There are a lot of factors that prospective students consider as they decide on an MBA program. However, there was one factor that ranked high on my list that I didn’t find mentioned on many school blogs, printed materials, or during campus visits: religion.

As an active member of The Church of Jesus Christ of Latter-day Saints, it was important for me to find a school that had an engaged Latter-day Saint (LDS) community, respected religious thought, and was comprised of a diverse range of students from whom I could learn of varying religions and philosophies. As I’ve been at Fuqua, I’ve come to better understand the role that religion plays (or doesn’t play) in the lives of students. In my section alone, there are lots of belief systems represented—everything from Methodism, Hinduism, and Catholicism, to Judaism, Islam, Protestantism, and Atheism. Our section even includes a former Buddhist monk!

A more formal way that religion is represented is through the following four diversity clubs, all of which are also open to Fuqua Partners:

Christian Business Fellowship: The Christian Business Fellowship’s (CBF) mission is to challenge students to explore the integration of their faith and business lives, and allow students the chance to learn more about and grow in the Christian faith. The club includes about 70 members, with events typically bringing in about 20 participants. Some recent events include a Leadership and Faith Speaker Series last fall where local Christian business leaders (including Henry Kaestner of Sovereign’s Fund and Bandwidth.com, and John Hawkins of Leadership Edge) were invited to lead lively discussion about balancing faith and work, as well as multiple social events, like bowling, dinners, and game nights with the Christian group at the University of North Carolina’s (UNC) Kenan-Flagler Business School. In Spring 2 Term, the CBF will hold a cultural/educational event on why Christians celebrate Easter—as well as the history behind many Easter symbols (like eggs, bunnies, etc.)—along with the annual Easter brunch. The club believes that faith plays an important role in becoming a ‘leader of consequence,’ regardless of career path.

Catholics@Fuqua: Catholics@Fuqua is made up of 63 members and allows Catholics and non-Catholics alike to discuss their faith, the challenges and opportunities of being a business leader, and the role of Catholic leaders in the business world.

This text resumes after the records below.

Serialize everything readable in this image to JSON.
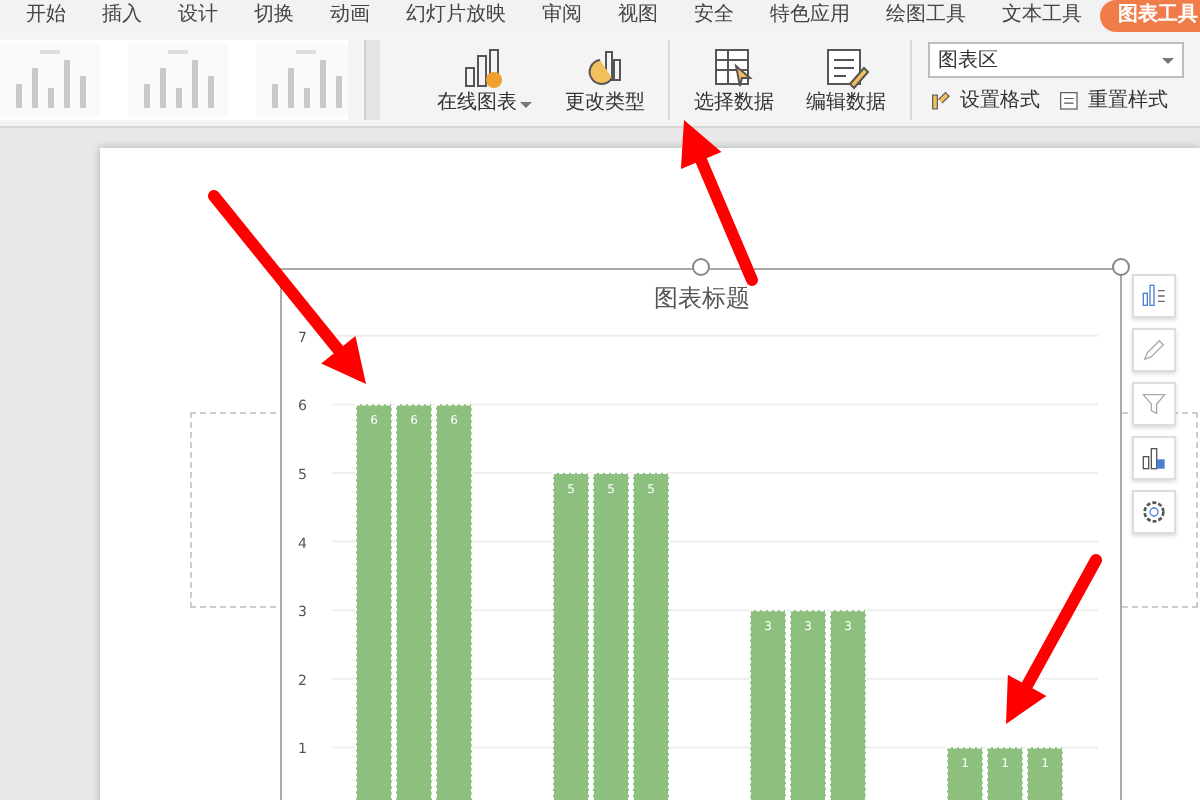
{
  "menu_tabs": [
    {
      "label": "开始",
      "selected": false
    },
    {
      "label": "插入",
      "selected": false
    },
    {
      "label": "设计",
      "selected": false
    },
    {
      "label": "切换",
      "selected": false
    },
    {
      "label": "动画",
      "selected": false
    },
    {
      "label": "幻灯片放映",
      "selected": false
    },
    {
      "label": "审阅",
      "selected": false
    },
    {
      "label": "视图",
      "selected": false
    },
    {
      "label": "安全",
      "selected": false
    },
    {
      "label": "特色应用",
      "selected": false
    },
    {
      "label": "绘图工具",
      "selected": false
    },
    {
      "label": "文本工具",
      "selected": false
    },
    {
      "label": "图表工具",
      "selected": true
    }
  ],
  "ribbon": {
    "chart_buttons": [
      {
        "kind": "online-chart",
        "label": "在线图表",
        "dropdown": true
      },
      {
        "kind": "change-type",
        "label": "更改类型",
        "dropdown": false
      }
    ],
    "data_buttons": [
      {
        "kind": "select-data",
        "label": "选择数据"
      },
      {
        "kind": "edit-data",
        "label": "编辑数据"
      }
    ],
    "element_select": {
      "value": "图表区"
    },
    "format_buttons": [
      {
        "kind": "format",
        "label": "设置格式"
      },
      {
        "kind": "reset",
        "label": "重置样式"
      }
    ]
  },
  "chart": {
    "chart_data": {
      "type": "bar",
      "title": "图表标题",
      "grid": true,
      "ylim": [
        0,
        7
      ],
      "yticks": [
        1,
        2,
        3,
        4,
        5,
        6,
        7
      ],
      "data_labels": true,
      "series": [
        {
          "color": "#8dbf7f",
          "values": [
            6,
            5,
            3,
            1
          ]
        },
        {
          "color": "#8dbf7f",
          "values": [
            6,
            5,
            3,
            1
          ]
        },
        {
          "color": "#8dbf7f",
          "values": [
            6,
            5,
            3,
            1
          ]
        }
      ]
    }
  }
}
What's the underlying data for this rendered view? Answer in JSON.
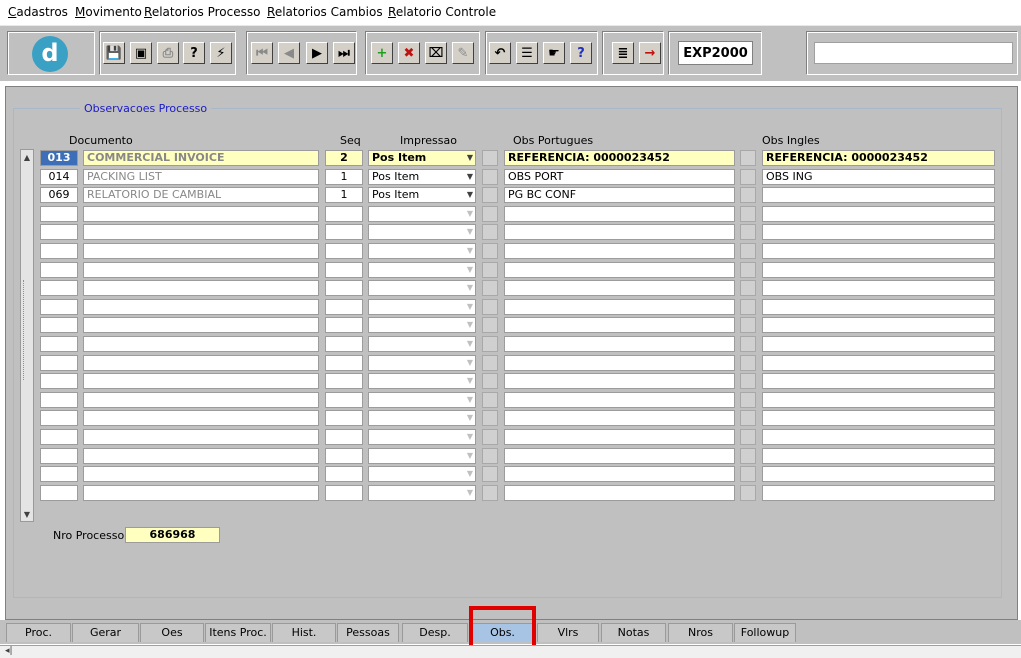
{
  "menu": [
    "Cadastros",
    "Movimento",
    "Relatorios Processo",
    "Relatorios Cambios",
    "Relatorio Controle"
  ],
  "toolbar": {
    "logo_letter": "d",
    "form_code": "EXP2000",
    "field_value": "",
    "buttons": [
      {
        "name": "save-icon",
        "glyph": "💾",
        "dim": true
      },
      {
        "name": "window-icon",
        "glyph": "▣",
        "dim": false
      },
      {
        "name": "print-icon",
        "glyph": "⎙",
        "dim": true
      },
      {
        "name": "query-icon",
        "glyph": "?",
        "dim": false
      },
      {
        "name": "execute-query-icon",
        "glyph": "⚡",
        "dim": false
      },
      {
        "name": "first-record-icon",
        "glyph": "⏮",
        "dim": true
      },
      {
        "name": "previous-record-icon",
        "glyph": "◀",
        "dim": true
      },
      {
        "name": "next-record-icon",
        "glyph": "▶",
        "dim": false
      },
      {
        "name": "last-record-icon",
        "glyph": "⏭",
        "dim": false
      },
      {
        "name": "insert-record-icon",
        "glyph": "+",
        "dim": false
      },
      {
        "name": "delete-record-icon",
        "glyph": "✖",
        "dim": false
      },
      {
        "name": "clear-record-icon",
        "glyph": "⌧",
        "dim": false
      },
      {
        "name": "lock-record-icon",
        "glyph": "✎",
        "dim": true
      },
      {
        "name": "undo-icon",
        "glyph": "↶",
        "dim": false
      },
      {
        "name": "list-icon",
        "glyph": "☰",
        "dim": false
      },
      {
        "name": "edit-icon",
        "glyph": "☛",
        "dim": false
      },
      {
        "name": "help-icon",
        "glyph": "?",
        "dim": false
      },
      {
        "name": "menu-icon",
        "glyph": "≣",
        "dim": false
      },
      {
        "name": "exit-icon",
        "glyph": "→",
        "dim": false
      }
    ]
  },
  "frame_title": "Observacoes Processo",
  "columns": {
    "documento": "Documento",
    "seq": "Seq",
    "impressao": "Impressao",
    "obs_portugues": "Obs Portugues",
    "obs_ingles": "Obs Ingles"
  },
  "rows": [
    {
      "code": "013",
      "doc": "COMMERCIAL INVOICE",
      "seq": "2",
      "impressao": "Pos Item",
      "obs_pt": "REFERENCIA: 0000023452",
      "obs_en": "REFERENCIA: 0000023452"
    },
    {
      "code": "014",
      "doc": "PACKING LIST",
      "seq": "1",
      "impressao": "Pos Item",
      "obs_pt": "OBS PORT",
      "obs_en": "OBS ING"
    },
    {
      "code": "069",
      "doc": "RELATORIO DE CAMBIAL",
      "seq": "1",
      "impressao": "Pos Item",
      "obs_pt": "PG BC CONF",
      "obs_en": ""
    }
  ],
  "empty_rows": 16,
  "nro_processo_label": "Nro Processo",
  "nro_processo": "686968",
  "tabs": [
    "Proc.",
    "Gerar",
    "Oes",
    "Itens Proc.",
    "Hist.",
    "Pessoas",
    "Desp.",
    "Obs.",
    "Vlrs",
    "Notas",
    "Nros",
    "Followup"
  ],
  "active_tab": "Obs.",
  "status_left": "◂|"
}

The club is the connection between Fuqua and the Duke Catholic Center, the university-wide Catholic organization. Recently, Catholics@Fuqua had a very interesting seminar with Mike L. Somich, Executive Director of Internal Audits of Duke University, Father Michael Martin, Director of the Duke Catholic Center, and David Cutcliffe, Head Coach of Duke’s Football team, about how to be a Catholic leader of consequence.

Latter-Day Saints Student Association: The Latter-day Saint Student Association (LDSSA) is a Fuqua club with the goal of creating a network for LDS MBA students, providing a venue to share religious beliefs among club leaders and the Fuqua community, and supporting, inspiring, and connecting Fuqua students. Although the smallest of the religious-based diversity clubs (around 20 members), LDSSA members are very active in both faith and events, and especially work closely with the Fuqua Families club, as most of the club members have children. Recent activities include participating together as a group in Campout, playing together on an intramural basketball team, a summer kick-off party, a Christmas party, and lots of spontaneous impromptu get-togethers. Right after Spring 2 finals last year in May, the club enjoyed a week-long beach trip to North Carolina’s Outer Banks.

Jewish Business Association: Although many of the 70 members are united by a common religious belief, the Jewish Business Association (JBA) sees itself less as a religious club and more of a cultural and community club, aimed at providing social, cultural, and professional support for Fuqua’s Jewish community. The club helps uphold Jewish culture and traditions, educates the overall Fuqua community about the Jewish community, and acts as liaison to a wider Jewish community. Recent activities include a Passover Seder, which was co-funded by the Freeman Center/Jewish Life at Duke and featured a ceremony that was attended by nearly 80 students and partners (Jewish and non-Jewish alike), a Rosh Hashanah dinner attended by Fuqua JBA and Duke Law’s Jewish Law Student Association (JLSA) members, and a Hanukkah Fuqua Friday. The club has also joined with the JLSA, Kenan-Flagler’s Jewish Student Association, and UNC Law for the Triangle Jewish Grad Student Mixer at Tyler’s Taproom, which was attended by more than 150 students. Future events include a Doing Business in Israel Conference—which will feature four prestigious speakers including Professor Dan Ariely and several other Israeli entrepreneurs discussing the high tech industry and innovation in Israel—and a talk with Jerry Greenfield, co-founder of Ben & Jerry’s Ice Cream, about “how to make money the right way.”

Whether you are an active believer of your faith looking for opportunities to worship and interact with others, or simply curious about the beliefs of other students, Fuqua offers religious diversity in a supportive and tolerant atmosphere.